=== Records provided ===
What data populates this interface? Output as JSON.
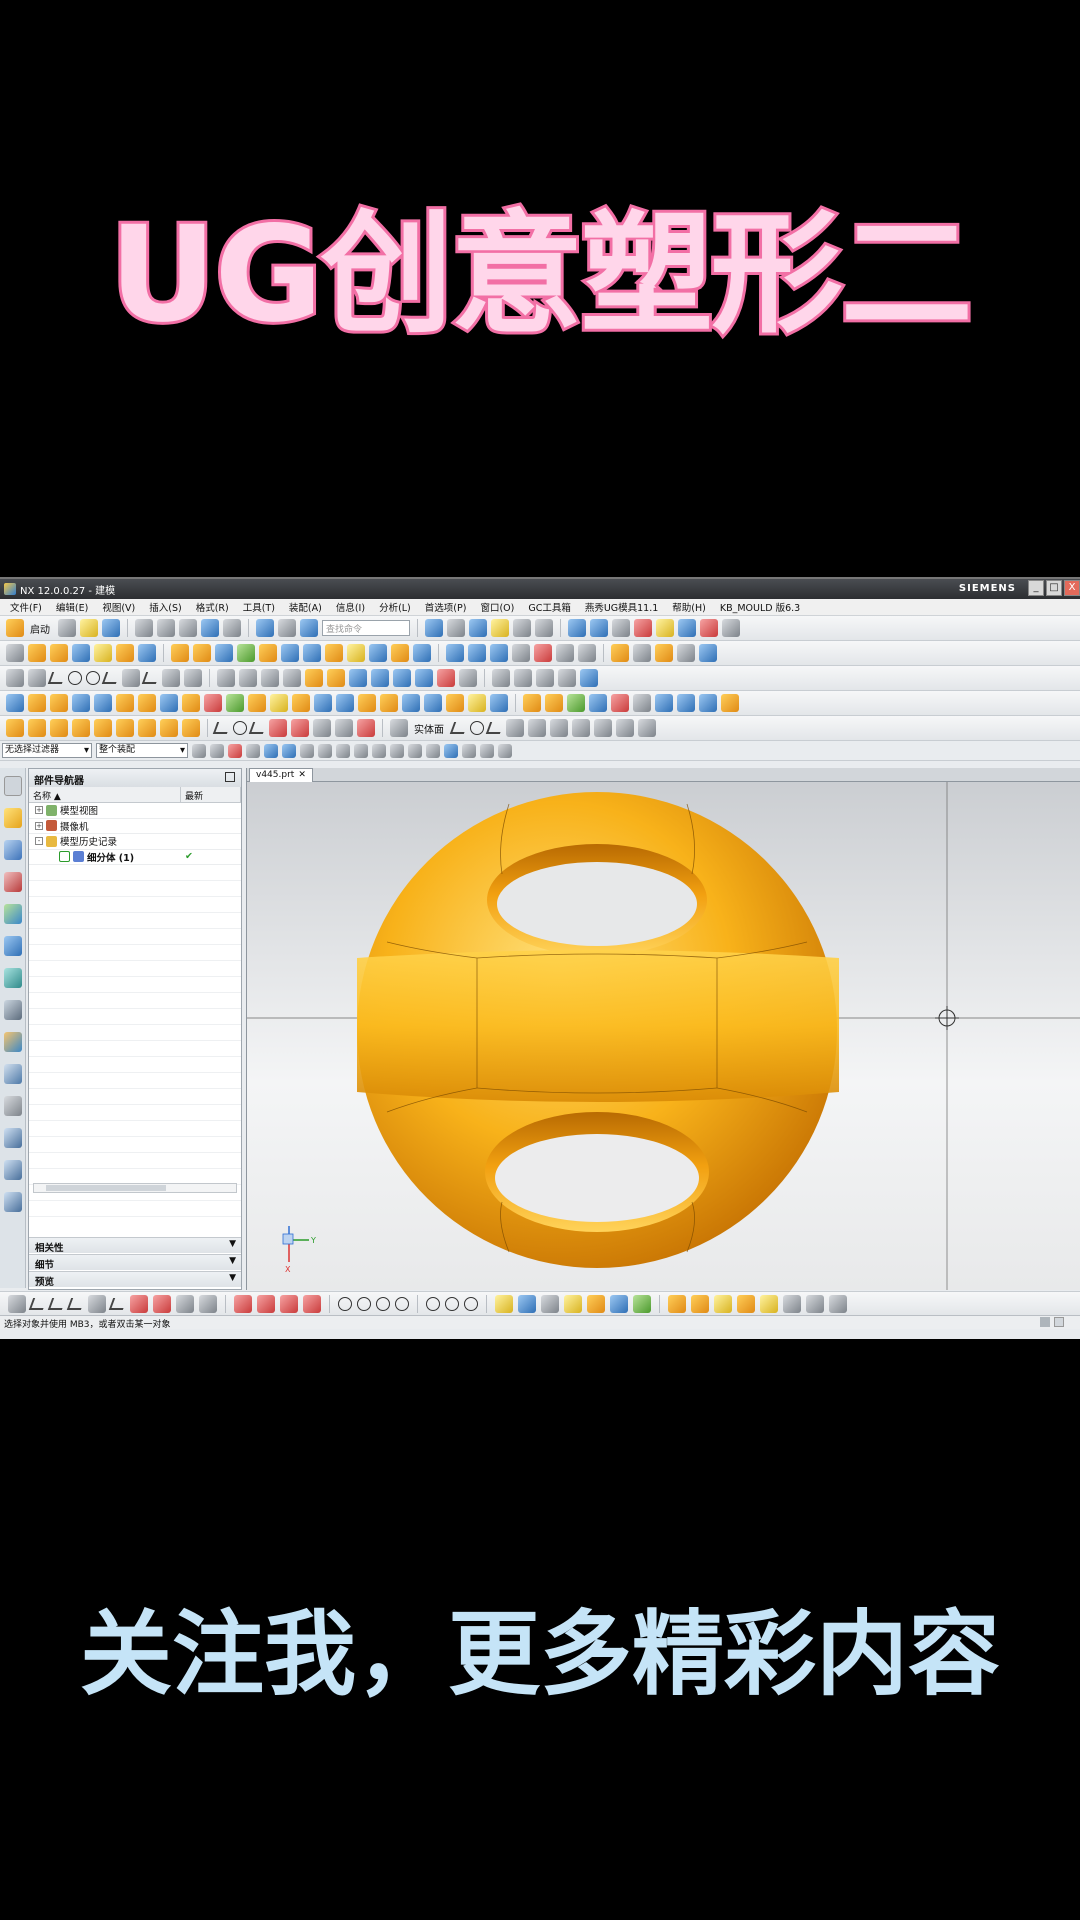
{
  "headline": "UG创意塑形二",
  "footer_caption": "关注我，更多精彩内容",
  "window": {
    "title": "NX 12.0.0.27 - 建模",
    "brand": "SIEMENS",
    "min": "_",
    "max": "□",
    "close": "X"
  },
  "menu": [
    "文件(F)",
    "编辑(E)",
    "视图(V)",
    "插入(S)",
    "格式(R)",
    "工具(T)",
    "装配(A)",
    "信息(I)",
    "分析(L)",
    "首选项(P)",
    "窗口(O)",
    "GC工具箱",
    "燕秀UG模具11.1",
    "帮助(H)",
    "KB_MOULD 版6.3"
  ],
  "toolbar": {
    "start_label": "启动",
    "search_placeholder": "查找命令",
    "solid_label": "实体面"
  },
  "selection": {
    "filter": "无选择过滤器",
    "scope": "整个装配"
  },
  "navigator": {
    "title": "部件导航器",
    "col_name": "名称",
    "col_latest": "最新",
    "rows": [
      {
        "expander": "+",
        "label": "模型视图",
        "latest": ""
      },
      {
        "expander": "+",
        "label": "摄像机",
        "latest": ""
      },
      {
        "expander": "-",
        "label": "模型历史记录",
        "latest": ""
      },
      {
        "expander": "",
        "label": "细分体 (1)",
        "latest": "✔"
      }
    ],
    "sections": [
      "相关性",
      "细节",
      "预览"
    ]
  },
  "viewport": {
    "tab": "v445.prt",
    "triad_y": "Y",
    "triad_x": "X"
  },
  "status": "选择对象并使用 MB3，或者双击某一对象",
  "colors": {
    "model_main": "#f6a813",
    "model_highlight": "#ffdf6a",
    "model_shadow": "#c67a05",
    "headline_fill": "#ffd6ea",
    "headline_stroke": "#f26fa5",
    "caption": "#c5e4f7"
  }
}
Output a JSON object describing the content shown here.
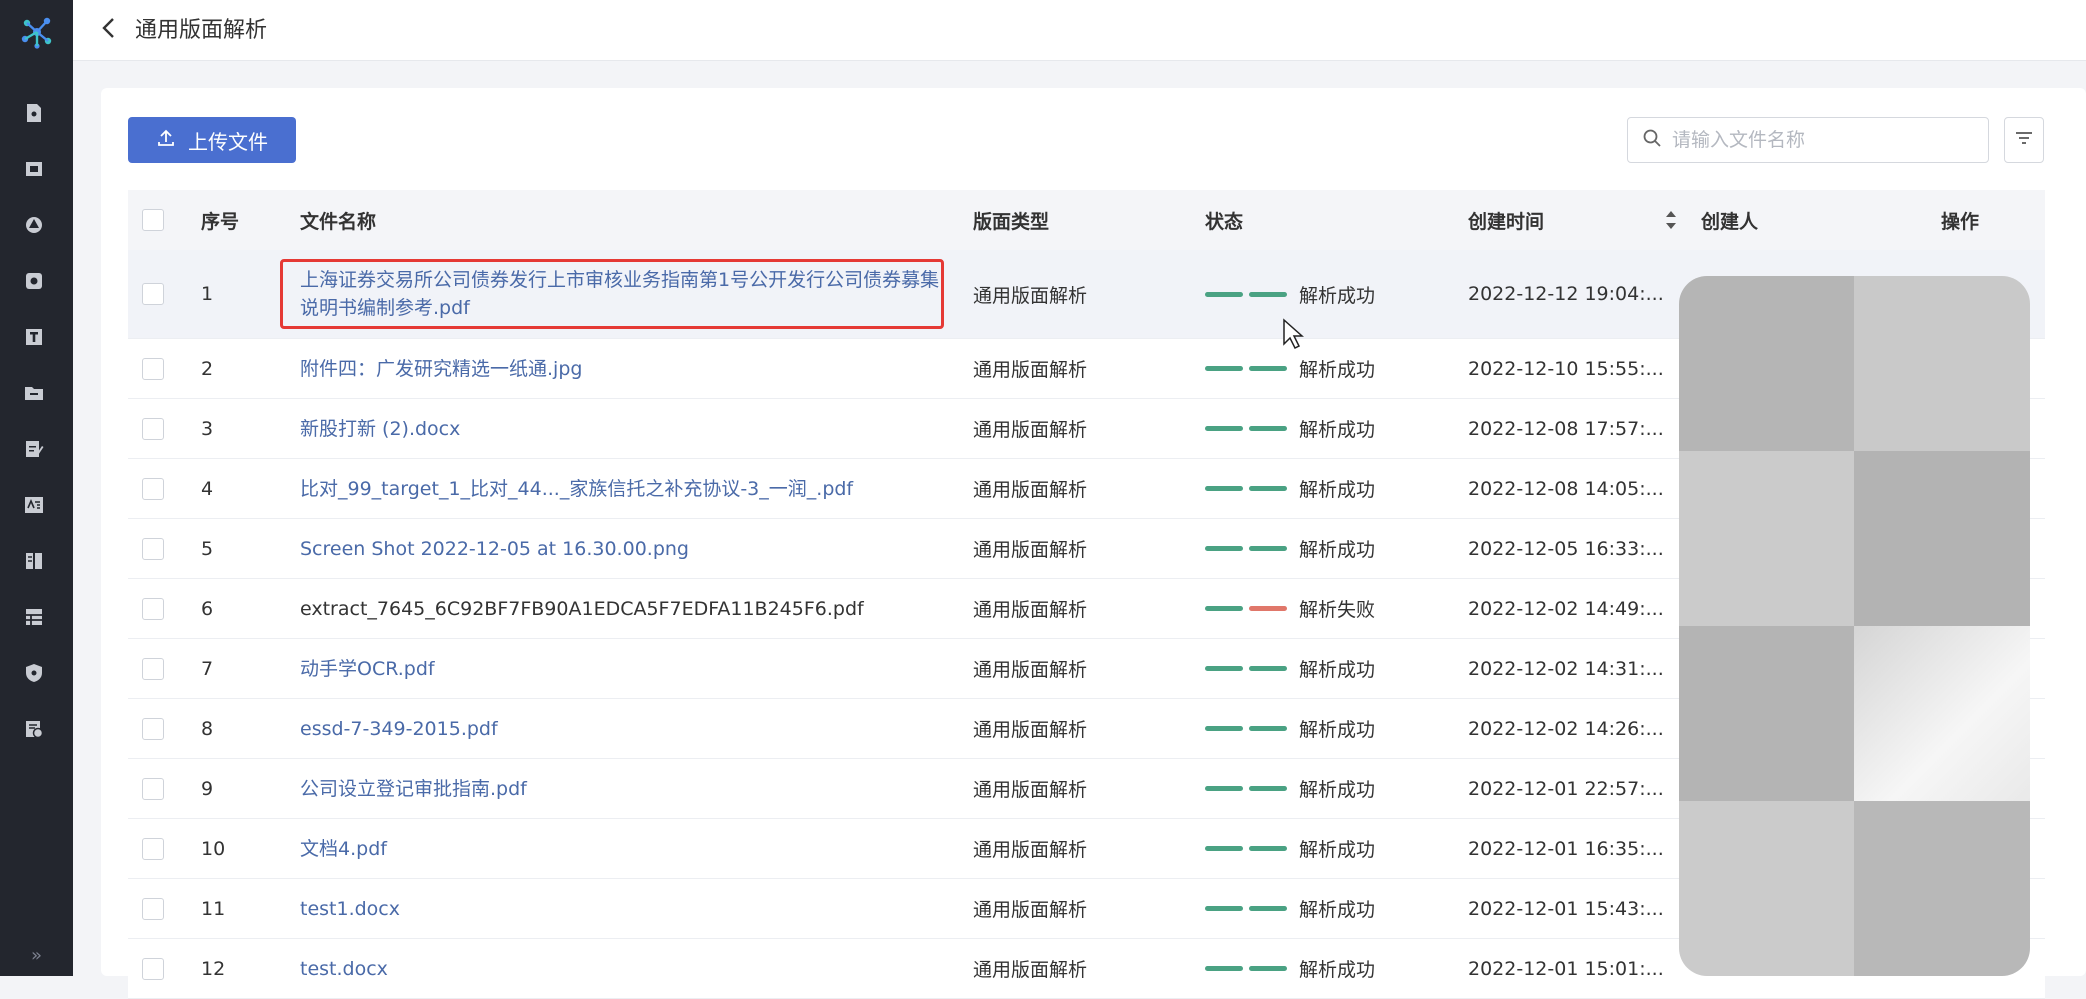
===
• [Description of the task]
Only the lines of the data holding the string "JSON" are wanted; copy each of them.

• [Answer to this problem]
What data populates this interface? Output as JSON.
Output a JSON object describing the content shown here.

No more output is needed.